(DATA Opens)

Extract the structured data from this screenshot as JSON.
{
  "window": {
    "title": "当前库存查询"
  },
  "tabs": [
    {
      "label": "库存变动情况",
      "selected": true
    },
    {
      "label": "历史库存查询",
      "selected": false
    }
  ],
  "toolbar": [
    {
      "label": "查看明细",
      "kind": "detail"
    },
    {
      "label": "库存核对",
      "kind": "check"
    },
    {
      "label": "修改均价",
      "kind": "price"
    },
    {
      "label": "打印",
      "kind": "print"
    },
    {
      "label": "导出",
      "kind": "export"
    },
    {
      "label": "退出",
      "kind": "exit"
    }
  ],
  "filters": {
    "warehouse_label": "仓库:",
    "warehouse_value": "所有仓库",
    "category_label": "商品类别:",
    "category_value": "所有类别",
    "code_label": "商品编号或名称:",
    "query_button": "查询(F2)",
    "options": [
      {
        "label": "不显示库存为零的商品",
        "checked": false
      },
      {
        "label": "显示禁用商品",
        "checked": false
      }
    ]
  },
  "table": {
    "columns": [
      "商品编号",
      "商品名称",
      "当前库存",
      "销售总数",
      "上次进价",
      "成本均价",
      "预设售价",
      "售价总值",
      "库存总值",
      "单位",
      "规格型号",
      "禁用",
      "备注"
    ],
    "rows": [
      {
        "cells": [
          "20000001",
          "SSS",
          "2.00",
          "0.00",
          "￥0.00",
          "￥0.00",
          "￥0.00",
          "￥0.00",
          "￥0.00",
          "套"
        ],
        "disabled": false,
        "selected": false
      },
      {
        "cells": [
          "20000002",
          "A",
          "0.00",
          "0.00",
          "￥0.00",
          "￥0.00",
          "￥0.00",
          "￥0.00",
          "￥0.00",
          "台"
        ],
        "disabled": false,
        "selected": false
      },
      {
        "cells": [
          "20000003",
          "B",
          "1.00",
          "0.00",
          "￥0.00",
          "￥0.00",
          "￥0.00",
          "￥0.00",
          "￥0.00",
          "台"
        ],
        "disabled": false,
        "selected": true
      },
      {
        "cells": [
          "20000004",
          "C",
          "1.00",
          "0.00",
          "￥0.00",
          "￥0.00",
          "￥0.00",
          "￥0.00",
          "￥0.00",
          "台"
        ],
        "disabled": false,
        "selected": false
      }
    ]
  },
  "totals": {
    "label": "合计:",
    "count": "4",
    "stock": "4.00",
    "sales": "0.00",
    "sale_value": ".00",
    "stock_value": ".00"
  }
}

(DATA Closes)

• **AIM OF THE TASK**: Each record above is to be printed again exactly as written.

• **EXPECTED ANSWER**:
Extract the structured data from this screenshot as JSON.
{
  "window": {
    "title": "当前库存查询"
  },
  "tabs": [
    {
      "label": "库存变动情况",
      "selected": true
    },
    {
      "label": "历史库存查询",
      "selected": false
    }
  ],
  "toolbar": [
    {
      "label": "查看明细",
      "kind": "detail"
    },
    {
      "label": "库存核对",
      "kind": "check"
    },
    {
      "label": "修改均价",
      "kind": "price"
    },
    {
      "label": "打印",
      "kind": "print"
    },
    {
      "label": "导出",
      "kind": "export"
    },
    {
      "label": "退出",
      "kind": "exit"
    }
  ],
  "filters": {
    "warehouse_label": "仓库:",
    "warehouse_value": "所有仓库",
    "category_label": "商品类别:",
    "category_value": "所有类别",
    "code_label": "商品编号或名称:",
    "query_button": "查询(F2)",
    "options": [
      {
        "label": "不显示库存为零的商品",
        "checked": false
      },
      {
        "label": "显示禁用商品",
        "checked": false
      }
    ]
  },
  "table": {
    "columns": [
      "商品编号",
      "商品名称",
      "当前库存",
      "销售总数",
      "上次进价",
      "成本均价",
      "预设售价",
      "售价总值",
      "库存总值",
      "单位",
      "规格型号",
      "禁用",
      "备注"
    ],
    "rows": [
      {
        "cells": [
          "20000001",
          "SSS",
          "2.00",
          "0.00",
          "￥0.00",
          "￥0.00",
          "￥0.00",
          "￥0.00",
          "￥0.00",
          "套"
        ],
        "disabled": false,
        "selected": false
      },
      {
        "cells": [
          "20000002",
          "A",
          "0.00",
          "0.00",
          "￥0.00",
          "￥0.00",
          "￥0.00",
          "￥0.00",
          "￥0.00",
          "台"
        ],
        "disabled": false,
        "selected": false
      },
      {
        "cells": [
          "20000003",
          "B",
          "1.00",
          "0.00",
          "￥0.00",
          "￥0.00",
          "￥0.00",
          "￥0.00",
          "￥0.00",
          "台"
        ],
        "disabled": false,
        "selected": true
      },
      {
        "cells": [
          "20000004",
          "C",
          "1.00",
          "0.00",
          "￥0.00",
          "￥0.00",
          "￥0.00",
          "￥0.00",
          "￥0.00",
          "台"
        ],
        "disabled": false,
        "selected": false
      }
    ]
  },
  "totals": {
    "label": "合计:",
    "count": "4",
    "stock": "4.00",
    "sales": "0.00",
    "sale_value": ".00",
    "stock_value": ".00"
  }
}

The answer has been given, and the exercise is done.